**Exercise**. Lines with the word "China" are the ones wanted. Copy each of them from the entries below.
◇ ◇ ◇
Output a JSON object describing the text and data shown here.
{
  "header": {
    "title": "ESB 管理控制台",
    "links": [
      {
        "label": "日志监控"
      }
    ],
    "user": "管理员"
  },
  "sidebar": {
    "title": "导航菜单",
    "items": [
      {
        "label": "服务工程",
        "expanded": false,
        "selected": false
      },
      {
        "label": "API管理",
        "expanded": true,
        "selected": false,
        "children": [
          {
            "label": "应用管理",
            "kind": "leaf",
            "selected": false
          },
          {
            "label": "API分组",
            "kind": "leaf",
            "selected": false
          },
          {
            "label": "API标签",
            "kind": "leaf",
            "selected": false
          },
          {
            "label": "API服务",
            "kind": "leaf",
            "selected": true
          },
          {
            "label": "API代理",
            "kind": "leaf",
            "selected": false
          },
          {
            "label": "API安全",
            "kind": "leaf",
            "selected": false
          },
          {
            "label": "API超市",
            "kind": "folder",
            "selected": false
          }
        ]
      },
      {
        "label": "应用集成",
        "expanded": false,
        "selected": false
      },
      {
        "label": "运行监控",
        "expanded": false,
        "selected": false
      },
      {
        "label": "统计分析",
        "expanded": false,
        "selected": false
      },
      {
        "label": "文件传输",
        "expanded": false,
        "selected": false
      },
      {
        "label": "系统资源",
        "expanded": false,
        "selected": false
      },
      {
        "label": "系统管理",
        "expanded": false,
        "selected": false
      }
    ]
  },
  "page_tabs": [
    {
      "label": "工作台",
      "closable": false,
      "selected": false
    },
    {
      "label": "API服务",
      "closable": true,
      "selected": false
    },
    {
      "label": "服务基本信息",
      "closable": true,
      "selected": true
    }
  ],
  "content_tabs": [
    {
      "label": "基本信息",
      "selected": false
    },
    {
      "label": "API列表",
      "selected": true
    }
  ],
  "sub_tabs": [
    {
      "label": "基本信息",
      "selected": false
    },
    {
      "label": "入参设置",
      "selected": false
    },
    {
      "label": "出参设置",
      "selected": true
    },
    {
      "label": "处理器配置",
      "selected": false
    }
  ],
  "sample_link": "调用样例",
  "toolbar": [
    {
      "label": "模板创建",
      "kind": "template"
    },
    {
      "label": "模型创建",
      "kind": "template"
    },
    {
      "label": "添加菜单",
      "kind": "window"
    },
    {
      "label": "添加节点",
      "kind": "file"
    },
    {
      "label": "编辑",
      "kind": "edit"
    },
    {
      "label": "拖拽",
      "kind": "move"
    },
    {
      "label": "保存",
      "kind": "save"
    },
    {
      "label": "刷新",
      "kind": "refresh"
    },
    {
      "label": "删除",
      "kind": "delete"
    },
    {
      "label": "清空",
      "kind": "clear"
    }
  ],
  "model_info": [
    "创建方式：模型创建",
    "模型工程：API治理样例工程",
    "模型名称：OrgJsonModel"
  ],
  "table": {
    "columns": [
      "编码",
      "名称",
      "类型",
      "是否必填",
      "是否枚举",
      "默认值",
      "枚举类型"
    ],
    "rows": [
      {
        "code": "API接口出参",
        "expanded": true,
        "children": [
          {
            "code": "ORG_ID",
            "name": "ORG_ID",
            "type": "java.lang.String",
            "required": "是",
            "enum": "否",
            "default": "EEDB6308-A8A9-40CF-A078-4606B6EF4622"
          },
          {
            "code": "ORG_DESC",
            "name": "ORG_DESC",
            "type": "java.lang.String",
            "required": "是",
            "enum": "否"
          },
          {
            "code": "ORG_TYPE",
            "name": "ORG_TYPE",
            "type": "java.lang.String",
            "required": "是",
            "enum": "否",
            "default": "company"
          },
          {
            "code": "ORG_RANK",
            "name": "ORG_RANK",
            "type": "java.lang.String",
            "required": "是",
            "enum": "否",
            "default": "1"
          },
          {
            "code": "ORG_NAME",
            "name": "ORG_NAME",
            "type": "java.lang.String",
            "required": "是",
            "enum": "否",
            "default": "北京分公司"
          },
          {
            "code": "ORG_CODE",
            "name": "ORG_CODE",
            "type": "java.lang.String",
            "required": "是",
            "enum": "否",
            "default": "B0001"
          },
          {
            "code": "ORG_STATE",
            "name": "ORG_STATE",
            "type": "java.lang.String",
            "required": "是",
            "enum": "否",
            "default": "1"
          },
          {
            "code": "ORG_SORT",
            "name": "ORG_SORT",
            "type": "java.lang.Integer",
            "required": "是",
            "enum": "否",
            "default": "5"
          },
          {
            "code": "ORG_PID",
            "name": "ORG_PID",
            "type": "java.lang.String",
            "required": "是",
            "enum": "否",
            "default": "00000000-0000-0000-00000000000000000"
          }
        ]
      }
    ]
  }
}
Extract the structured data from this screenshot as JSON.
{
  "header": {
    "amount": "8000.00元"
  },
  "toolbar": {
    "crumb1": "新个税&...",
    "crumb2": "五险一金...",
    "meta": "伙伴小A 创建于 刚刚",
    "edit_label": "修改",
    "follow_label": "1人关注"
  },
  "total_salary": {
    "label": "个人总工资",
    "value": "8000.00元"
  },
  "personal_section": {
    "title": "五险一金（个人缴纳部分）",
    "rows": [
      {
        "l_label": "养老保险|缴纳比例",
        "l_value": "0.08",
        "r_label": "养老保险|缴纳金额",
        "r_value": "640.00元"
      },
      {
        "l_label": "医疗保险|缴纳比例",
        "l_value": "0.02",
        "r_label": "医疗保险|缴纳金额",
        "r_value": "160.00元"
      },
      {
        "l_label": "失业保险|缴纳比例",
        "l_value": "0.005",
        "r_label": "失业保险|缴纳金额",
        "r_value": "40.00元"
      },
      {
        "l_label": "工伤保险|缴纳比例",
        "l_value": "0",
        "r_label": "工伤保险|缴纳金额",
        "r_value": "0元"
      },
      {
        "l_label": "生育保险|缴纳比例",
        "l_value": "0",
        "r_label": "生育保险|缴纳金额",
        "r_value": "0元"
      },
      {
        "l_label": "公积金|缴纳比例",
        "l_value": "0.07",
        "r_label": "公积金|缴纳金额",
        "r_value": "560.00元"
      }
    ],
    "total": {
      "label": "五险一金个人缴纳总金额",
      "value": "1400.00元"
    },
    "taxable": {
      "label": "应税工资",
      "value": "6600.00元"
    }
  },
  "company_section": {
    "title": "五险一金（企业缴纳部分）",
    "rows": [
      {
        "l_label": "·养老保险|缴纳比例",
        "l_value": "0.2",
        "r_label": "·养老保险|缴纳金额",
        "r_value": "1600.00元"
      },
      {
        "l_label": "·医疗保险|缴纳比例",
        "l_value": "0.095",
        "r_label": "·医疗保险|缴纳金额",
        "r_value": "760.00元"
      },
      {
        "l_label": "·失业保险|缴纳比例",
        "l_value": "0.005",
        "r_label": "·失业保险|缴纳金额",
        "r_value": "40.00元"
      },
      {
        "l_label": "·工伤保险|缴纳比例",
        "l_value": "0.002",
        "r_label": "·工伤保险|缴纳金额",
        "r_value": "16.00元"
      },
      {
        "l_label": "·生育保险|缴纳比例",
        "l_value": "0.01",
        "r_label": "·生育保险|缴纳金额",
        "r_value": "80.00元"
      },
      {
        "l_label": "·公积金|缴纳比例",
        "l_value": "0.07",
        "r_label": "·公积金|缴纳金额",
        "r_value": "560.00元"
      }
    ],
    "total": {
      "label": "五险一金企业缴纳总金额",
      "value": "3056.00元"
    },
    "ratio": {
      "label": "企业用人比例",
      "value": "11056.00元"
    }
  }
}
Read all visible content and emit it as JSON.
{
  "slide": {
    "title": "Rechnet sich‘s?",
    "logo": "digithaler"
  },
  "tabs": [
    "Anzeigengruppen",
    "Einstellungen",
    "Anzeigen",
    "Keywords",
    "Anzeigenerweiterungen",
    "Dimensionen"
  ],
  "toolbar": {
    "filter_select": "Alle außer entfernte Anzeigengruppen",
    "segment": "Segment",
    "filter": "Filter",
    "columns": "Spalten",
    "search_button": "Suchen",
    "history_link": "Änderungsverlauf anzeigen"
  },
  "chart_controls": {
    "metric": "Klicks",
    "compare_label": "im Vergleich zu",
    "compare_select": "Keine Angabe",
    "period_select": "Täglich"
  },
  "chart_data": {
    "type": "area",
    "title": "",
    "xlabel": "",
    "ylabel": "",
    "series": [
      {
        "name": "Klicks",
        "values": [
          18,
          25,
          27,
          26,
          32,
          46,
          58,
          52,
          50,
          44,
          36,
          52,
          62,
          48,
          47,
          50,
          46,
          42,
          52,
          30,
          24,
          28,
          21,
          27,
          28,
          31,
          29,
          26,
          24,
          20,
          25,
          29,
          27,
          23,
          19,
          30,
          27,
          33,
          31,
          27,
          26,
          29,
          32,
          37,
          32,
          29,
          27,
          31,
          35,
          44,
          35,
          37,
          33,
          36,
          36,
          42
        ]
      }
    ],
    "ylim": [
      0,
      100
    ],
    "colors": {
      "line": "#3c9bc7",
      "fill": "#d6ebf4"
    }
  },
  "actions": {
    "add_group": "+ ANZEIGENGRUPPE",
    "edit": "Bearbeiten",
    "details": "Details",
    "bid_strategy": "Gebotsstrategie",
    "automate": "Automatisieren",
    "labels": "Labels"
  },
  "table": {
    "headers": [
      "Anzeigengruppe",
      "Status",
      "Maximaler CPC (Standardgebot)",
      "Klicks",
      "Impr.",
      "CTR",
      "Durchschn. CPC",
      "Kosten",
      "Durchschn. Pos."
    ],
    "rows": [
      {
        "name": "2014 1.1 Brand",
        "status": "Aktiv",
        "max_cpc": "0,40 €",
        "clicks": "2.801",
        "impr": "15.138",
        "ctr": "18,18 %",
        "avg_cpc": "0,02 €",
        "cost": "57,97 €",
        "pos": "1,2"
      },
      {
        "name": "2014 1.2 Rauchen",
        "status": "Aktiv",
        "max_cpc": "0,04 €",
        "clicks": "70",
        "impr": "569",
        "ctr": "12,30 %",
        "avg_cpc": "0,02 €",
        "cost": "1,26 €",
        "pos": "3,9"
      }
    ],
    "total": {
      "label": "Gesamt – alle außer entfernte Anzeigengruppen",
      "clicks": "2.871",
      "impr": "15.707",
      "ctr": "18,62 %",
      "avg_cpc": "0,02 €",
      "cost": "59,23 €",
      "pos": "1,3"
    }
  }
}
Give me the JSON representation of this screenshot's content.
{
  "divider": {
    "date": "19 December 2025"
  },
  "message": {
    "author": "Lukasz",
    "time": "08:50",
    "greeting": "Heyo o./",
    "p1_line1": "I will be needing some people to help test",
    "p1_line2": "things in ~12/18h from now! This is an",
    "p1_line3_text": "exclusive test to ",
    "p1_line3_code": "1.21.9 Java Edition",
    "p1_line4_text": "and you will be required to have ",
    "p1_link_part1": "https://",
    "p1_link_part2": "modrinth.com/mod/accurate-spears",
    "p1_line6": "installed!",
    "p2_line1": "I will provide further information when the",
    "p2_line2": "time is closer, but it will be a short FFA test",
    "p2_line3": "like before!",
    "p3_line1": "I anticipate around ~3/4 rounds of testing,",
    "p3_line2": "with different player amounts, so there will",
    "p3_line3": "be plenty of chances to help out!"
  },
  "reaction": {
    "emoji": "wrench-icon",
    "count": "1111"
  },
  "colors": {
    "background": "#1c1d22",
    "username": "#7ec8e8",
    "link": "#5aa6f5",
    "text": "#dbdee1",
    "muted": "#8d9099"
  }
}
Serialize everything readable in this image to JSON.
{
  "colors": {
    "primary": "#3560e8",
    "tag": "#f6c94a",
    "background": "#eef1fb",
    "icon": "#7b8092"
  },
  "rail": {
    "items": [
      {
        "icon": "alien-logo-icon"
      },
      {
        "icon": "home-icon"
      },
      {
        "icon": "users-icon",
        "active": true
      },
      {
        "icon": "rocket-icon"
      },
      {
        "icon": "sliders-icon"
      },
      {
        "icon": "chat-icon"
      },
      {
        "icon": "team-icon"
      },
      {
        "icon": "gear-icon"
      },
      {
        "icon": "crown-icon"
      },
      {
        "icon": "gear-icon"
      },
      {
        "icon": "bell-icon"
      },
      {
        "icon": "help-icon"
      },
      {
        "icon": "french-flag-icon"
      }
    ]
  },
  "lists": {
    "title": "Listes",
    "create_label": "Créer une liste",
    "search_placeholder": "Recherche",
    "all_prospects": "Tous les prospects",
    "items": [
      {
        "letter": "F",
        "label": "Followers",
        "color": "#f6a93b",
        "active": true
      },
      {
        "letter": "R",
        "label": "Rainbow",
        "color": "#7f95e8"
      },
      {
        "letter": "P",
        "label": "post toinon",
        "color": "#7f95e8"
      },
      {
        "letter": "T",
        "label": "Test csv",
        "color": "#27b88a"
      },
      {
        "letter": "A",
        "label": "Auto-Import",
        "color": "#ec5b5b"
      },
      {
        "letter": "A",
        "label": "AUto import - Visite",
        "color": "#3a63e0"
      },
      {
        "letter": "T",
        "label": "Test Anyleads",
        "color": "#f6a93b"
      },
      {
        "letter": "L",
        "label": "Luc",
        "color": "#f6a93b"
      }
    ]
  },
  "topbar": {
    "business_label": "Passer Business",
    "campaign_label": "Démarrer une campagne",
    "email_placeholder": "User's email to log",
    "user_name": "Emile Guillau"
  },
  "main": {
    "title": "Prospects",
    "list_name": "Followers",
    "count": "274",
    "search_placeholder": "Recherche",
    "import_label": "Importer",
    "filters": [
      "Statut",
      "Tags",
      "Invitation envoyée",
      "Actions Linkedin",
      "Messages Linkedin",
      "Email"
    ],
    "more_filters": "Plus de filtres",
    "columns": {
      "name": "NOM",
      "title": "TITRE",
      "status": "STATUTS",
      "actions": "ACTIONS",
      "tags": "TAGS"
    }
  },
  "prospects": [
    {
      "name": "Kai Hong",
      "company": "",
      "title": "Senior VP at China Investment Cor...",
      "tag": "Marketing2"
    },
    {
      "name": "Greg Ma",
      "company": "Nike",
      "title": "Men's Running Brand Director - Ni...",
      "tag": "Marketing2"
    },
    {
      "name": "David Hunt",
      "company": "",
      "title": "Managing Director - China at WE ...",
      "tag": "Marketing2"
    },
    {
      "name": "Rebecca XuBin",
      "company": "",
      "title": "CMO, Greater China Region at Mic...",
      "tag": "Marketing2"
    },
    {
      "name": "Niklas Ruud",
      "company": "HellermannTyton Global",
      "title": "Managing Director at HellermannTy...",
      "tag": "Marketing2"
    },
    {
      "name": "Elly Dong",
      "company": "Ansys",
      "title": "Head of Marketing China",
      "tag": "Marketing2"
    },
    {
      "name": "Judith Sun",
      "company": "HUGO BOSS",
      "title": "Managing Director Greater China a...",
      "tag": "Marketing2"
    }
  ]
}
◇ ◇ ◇
**Answer box**.
      "title": "Senior VP at China Investment Cor...",
      "title": "Managing Director - China at WE ...",
      "title": "CMO, Greater China Region at Mic...",
      "title": "Head of Marketing China",
      "title": "Managing Director Greater China a...",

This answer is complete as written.